2. Community-based natural resource management: a research approach to rural poverty and environmental degradation
Part II: Community-based natural resource management in action
3. Community-based natural resource management and decentralized governance in Ratanakiri, Cambodia
4. Participatory local planning for resource governance in the Tam Giang lagoon, Vietnam
5. Towards upland sustainable development: livelihood gains and resource management in central Vietnam
6. Co-management of Pastureland in Mongolia
7. Exclusion, accommodation and community-based natural resource management: legitimizing the enclosure of a community fishery in southern Laos
Part III: From local action to policy impact
8. Building networks of support for community-based coastal resource management in Cambodia
9. Scaling up community-based natural resource management in Guizhou province, China
10. Walking the extra mile: from field learning to natural resource management research and policy in Bhutan
11. Strengthening local voices to inform national policy: community forestry in Cambodia
12. Harmonizing ancestral domain with local governance in the Cordillera of the northern Philippines
13. Shaping the key to fit the lock
Part IV: Poverty, community and policy impact in action research
14. Creating options for the poor through participatory research
15. Exclusive, moi? Natural resource management, poverty, inequality and gender in Asia
16. Community-based natural resource management communitiesin action
17. Shaping policy from the field
18. Conclusions: community-based natural resource management in action

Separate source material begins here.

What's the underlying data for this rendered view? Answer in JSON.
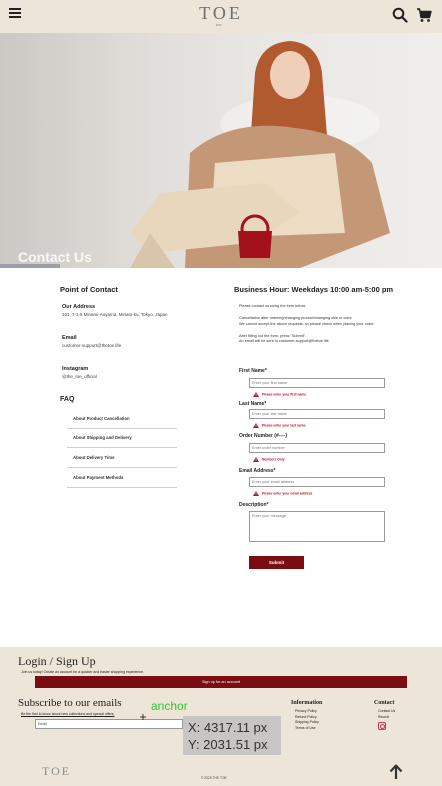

Stephen R. Tyler is the President of Adaptive Resource Management Ltd. and programme team leader with the International Development Research Centre (IDRC) and has worked with partners throughout Asia on applied research in the field of environment and development for 16 years. He served as a consultant to the Asian Development Bank, World Bank, CIDA, and has a PhD from the University of California, Berkeley.